All of this makes the vast amount of options the game does offer, feel shallow. If you have to go back and replay levels over and over again, it takes away the importance of beating a new level for the first time. You know you’ll probably have to come back and do it again. This is fine for the most part until you hit a difficulty spike in the game which forces you to go back and grind for better armour or more attribute points. This would be fine, but obtaining new armour isn’t all that exciting, and replaying the levels can really feel like a drag if you have to go complete the whole thing just to bribe one or two minions.
When you are playing a new level for the first time, Penny Punching Princess is great fun. The game can throw a lot at you at once, but once you get the hang of traps and attack patterns the fight scenarios are chaotic fun, especially if you have the funds to turn traps on enemies. Boss fights are another highlight. Fighting a gigantic samurai dragon while running around and turning all his traps on him can be fun, and the fights can last awhile in comparison to the smaller skirmishes that take mere seconds to complete. The grading system is also a good way to make the player strive for perfection, though I never really found it all that difficult to achieve a level score of A or S as long as I completed the level without dying.

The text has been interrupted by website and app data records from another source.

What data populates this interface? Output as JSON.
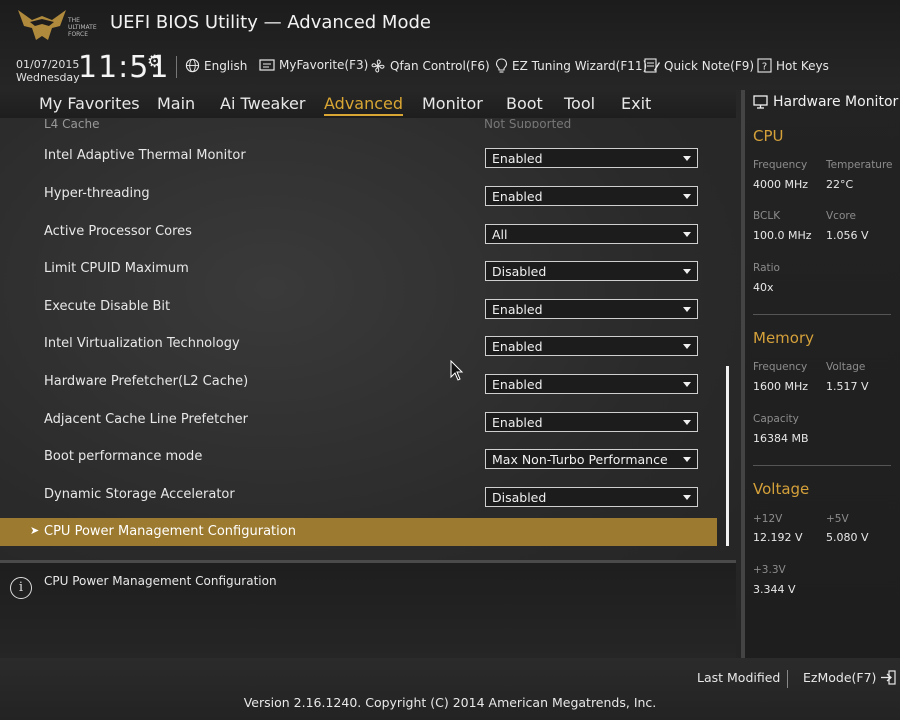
{
  "header": {
    "logo_text": "THE ULTIMATE FORCE",
    "title": "UEFI BIOS Utility — Advanced Mode",
    "date": "01/07/2015",
    "weekday": "Wednesday",
    "time": "11:51",
    "buttons": {
      "language": "English",
      "myfavorite": "MyFavorite(F3)",
      "qfan": "Qfan Control(F6)",
      "ez_tuning": "EZ Tuning Wizard(F11)",
      "quick_note": "Quick Note(F9)",
      "hot_keys": "Hot Keys"
    }
  },
  "tabs": [
    "My Favorites",
    "Main",
    "Ai Tweaker",
    "Advanced",
    "Monitor",
    "Boot",
    "Tool",
    "Exit"
  ],
  "active_tab": "Advanced",
  "accent_color": "#d9a633",
  "settings": {
    "l4_cache": {
      "label": "L4 Cache",
      "value": "Not Supported"
    },
    "rows": [
      {
        "label": "Intel Adaptive Thermal Monitor",
        "value": "Enabled"
      },
      {
        "label": "Hyper-threading",
        "value": "Enabled"
      },
      {
        "label": "Active Processor Cores",
        "value": "All"
      },
      {
        "label": "Limit CPUID Maximum",
        "value": "Disabled"
      },
      {
        "label": "Execute Disable Bit",
        "value": "Enabled"
      },
      {
        "label": "Intel Virtualization Technology",
        "value": "Enabled"
      },
      {
        "label": "Hardware Prefetcher(L2 Cache)",
        "value": "Enabled"
      },
      {
        "label": "Adjacent Cache Line Prefetcher",
        "value": "Enabled"
      },
      {
        "label": "Boot performance mode",
        "value": "Max Non-Turbo Performance"
      },
      {
        "label": "Dynamic Storage Accelerator",
        "value": "Disabled"
      }
    ],
    "submenu": {
      "arrow": "➤",
      "label": "CPU Power Management Configuration"
    }
  },
  "help": {
    "text": "CPU Power Management Configuration"
  },
  "hw_monitor": {
    "title": "Hardware Monitor",
    "cpu": {
      "heading": "CPU",
      "frequency_label": "Frequency",
      "frequency": "4000 MHz",
      "temperature_label": "Temperature",
      "temperature": "22°C",
      "bclk_label": "BCLK",
      "bclk": "100.0 MHz",
      "vcore_label": "Vcore",
      "vcore": "1.056 V",
      "ratio_label": "Ratio",
      "ratio": "40x"
    },
    "memory": {
      "heading": "Memory",
      "frequency_label": "Frequency",
      "frequency": "1600 MHz",
      "voltage_label": "Voltage",
      "voltage": "1.517 V",
      "capacity_label": "Capacity",
      "capacity": "16384 MB"
    },
    "voltage": {
      "heading": "Voltage",
      "v12_label": "+12V",
      "v12": "12.192 V",
      "v5_label": "+5V",
      "v5": "5.080 V",
      "v33_label": "+3.3V",
      "v33": "3.344 V"
    }
  },
  "footer": {
    "last_modified": "Last Modified",
    "ezmode": "EzMode(F7)",
    "version": "Version 2.16.1240. Copyright (C) 2014 American Megatrends, Inc."
  }
}
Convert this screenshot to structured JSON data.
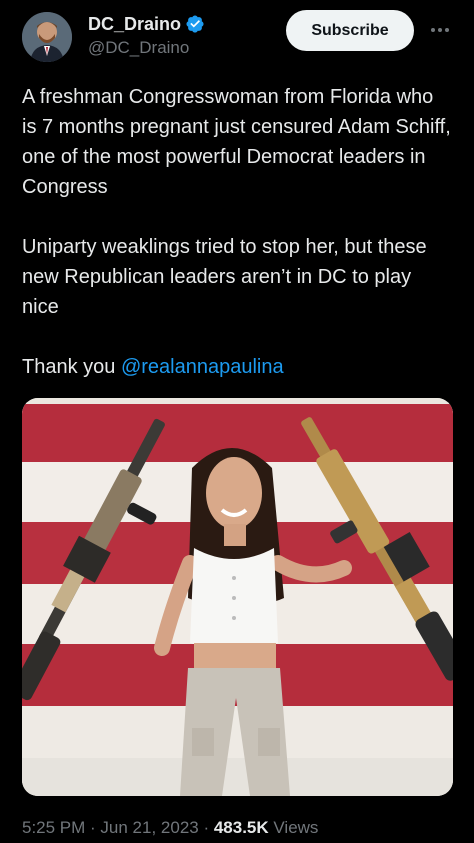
{
  "author": {
    "display_name": "DC_Draino",
    "handle": "@DC_Draino",
    "verified": true,
    "verified_color": "#1d9bf0"
  },
  "header": {
    "subscribe_label": "Subscribe",
    "more_icon": "more-horizontal-icon"
  },
  "tweet": {
    "paragraph1": "A freshman Congresswoman from Florida who is 7 months pregnant just censured Adam Schiff, one of the most powerful Democrat leaders in Congress",
    "paragraph2": "Uniparty weaklings tried to stop her, but these new Republican leaders aren’t in DC to play nice",
    "thanks_prefix": "Thank you ",
    "mention": "@realannapaulina"
  },
  "meta": {
    "time": "5:25 PM",
    "separator": " · ",
    "date": "Jun 21, 2023",
    "views_count": "483.5K",
    "views_label": " Views"
  },
  "colors": {
    "background": "#000000",
    "text_primary": "#e7e9ea",
    "text_secondary": "#71767b",
    "accent": "#1d9bf0"
  }
}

It really all comes down to how much fun using that magic calculator is. Without it, Penny Punching Princess would just be another fighting game and a boring one at that. It is one of few games where currency actually feels important, which is impressive in itself. If you have money, odds are you’re winning the fight. It’s not only a fun play on the industry’s current play-to-win woes but also elevates the gameplay in a fun and unique way. The game also has a lot to offer in terms of collecting statues and armour; it’s just unfortunate that it is so grindy to get a lot of what you need to succeed. But in a lot of ways that ties into the theme of Penny Punching Princess: in a world ruled by capitalism, grinding for materials is king.
Source: Screenshots - Legendra.com